Typhoon Phanfone made landfall on Christmas Eve, moving on to cause devastation on islands further west on Christmas Day. The heavy rains, strong winds and storm surges impacted 3.2 million people. The worst affected areas are those that had also been in the path of Typhoon Haiyan in 2013. Typhoon Phanfone damaged 262,385 houses. Many were totally destroyed leaving people still in temporary shelters.
Through October 2019, the Province of Cotabato was jolted by three successive major earthquakes (6.3, 6.6 and 6.5 magnitude) as well as countless aftershocks. The municipalities of Tulunan and Makilala were hardest hit. In December, a 6.9 magnitude earthquake hit the municipalities to the East of Matanao, Davao del Sur and nearby municipalities.

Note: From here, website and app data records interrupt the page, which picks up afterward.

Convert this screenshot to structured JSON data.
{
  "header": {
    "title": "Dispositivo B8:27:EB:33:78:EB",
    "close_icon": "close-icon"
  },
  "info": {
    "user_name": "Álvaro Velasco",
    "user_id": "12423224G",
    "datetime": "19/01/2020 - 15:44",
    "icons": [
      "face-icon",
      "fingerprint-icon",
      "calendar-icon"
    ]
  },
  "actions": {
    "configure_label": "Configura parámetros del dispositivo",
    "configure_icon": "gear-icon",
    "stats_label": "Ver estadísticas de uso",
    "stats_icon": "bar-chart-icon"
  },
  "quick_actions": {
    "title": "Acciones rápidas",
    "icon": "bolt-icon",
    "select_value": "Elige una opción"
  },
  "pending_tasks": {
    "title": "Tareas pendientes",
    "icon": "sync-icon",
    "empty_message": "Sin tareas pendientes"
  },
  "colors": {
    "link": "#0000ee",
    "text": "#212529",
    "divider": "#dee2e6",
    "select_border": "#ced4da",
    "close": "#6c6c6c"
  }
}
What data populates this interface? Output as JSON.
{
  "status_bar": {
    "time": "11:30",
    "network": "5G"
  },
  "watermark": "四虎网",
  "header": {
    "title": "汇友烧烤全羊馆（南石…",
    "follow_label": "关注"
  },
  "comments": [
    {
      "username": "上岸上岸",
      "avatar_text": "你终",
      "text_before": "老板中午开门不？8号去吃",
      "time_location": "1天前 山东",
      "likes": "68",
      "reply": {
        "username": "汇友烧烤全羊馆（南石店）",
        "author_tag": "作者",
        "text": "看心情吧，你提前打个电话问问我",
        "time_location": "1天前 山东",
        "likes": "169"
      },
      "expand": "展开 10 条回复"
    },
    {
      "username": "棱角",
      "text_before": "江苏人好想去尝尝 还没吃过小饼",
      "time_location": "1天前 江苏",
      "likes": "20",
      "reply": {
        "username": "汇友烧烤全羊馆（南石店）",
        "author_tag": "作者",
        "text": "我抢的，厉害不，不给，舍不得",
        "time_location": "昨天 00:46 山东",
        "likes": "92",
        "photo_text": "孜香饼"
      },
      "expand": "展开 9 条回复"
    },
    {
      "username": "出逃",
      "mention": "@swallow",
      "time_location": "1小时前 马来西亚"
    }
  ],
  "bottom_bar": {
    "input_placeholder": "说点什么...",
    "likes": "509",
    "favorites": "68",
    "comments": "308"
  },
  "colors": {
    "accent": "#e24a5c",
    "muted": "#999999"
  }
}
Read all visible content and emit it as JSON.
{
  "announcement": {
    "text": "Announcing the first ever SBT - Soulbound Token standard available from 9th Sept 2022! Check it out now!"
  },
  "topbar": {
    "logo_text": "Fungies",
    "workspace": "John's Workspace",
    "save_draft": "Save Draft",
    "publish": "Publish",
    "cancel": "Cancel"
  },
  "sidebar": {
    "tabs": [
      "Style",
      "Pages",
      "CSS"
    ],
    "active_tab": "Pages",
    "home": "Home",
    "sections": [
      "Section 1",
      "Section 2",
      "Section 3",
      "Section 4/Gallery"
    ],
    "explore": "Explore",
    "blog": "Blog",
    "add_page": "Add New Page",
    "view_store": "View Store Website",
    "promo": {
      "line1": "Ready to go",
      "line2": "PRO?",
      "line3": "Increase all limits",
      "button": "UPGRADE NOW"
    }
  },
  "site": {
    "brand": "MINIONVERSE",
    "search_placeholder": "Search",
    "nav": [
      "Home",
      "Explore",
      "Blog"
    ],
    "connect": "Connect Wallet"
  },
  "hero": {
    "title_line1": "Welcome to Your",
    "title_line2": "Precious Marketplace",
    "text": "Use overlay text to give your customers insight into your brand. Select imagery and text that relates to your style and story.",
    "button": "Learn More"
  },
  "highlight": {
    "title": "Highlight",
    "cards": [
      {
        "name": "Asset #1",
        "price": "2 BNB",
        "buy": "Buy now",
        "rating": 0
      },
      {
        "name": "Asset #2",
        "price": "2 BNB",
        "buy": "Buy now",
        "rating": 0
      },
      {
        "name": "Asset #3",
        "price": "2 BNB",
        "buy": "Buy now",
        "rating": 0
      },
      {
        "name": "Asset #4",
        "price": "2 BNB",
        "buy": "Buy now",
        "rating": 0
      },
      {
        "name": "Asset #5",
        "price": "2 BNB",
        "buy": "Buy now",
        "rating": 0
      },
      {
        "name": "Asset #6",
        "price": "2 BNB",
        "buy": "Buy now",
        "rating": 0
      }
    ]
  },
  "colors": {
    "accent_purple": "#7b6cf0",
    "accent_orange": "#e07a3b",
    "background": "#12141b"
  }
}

According to a UNOCHA report, 349,200 people were affected by the first series of earthquakes with 23 deaths, and 124,200 by the second series with 11 deaths. More than 73,000 houses have been damaged, almost 30,000 are completely destroyed leaving over 70,000 people still in temporary shelters. Local governments of the Cotabato province have declared two barangays (districts/villages) un-inhabitable. People sheltering in evacuation are deeply traumatised.
ECP report that farmers affected by the earthquakes are trying to salvage whatever crops they can and have gone back to their farms, working to get them productive again by day and travelling back to evacuation centres by night. Some households have built makeshift tents outside their homes where they can be safe especially during the night. However, some villages are unsafe, and the community needs to be resettled elsewhere.
The Anglican Alliance exists to connect, equip and inspire the world wide family of Anglican churches and agencies to work for a world free of poverty and injustice and to safeguard creation. Disaster response and resilience is a central part of our work. Read more here.
Get our news by e-mail
Join our mailing list to receive the latest news and updates from the Anglican Alliance.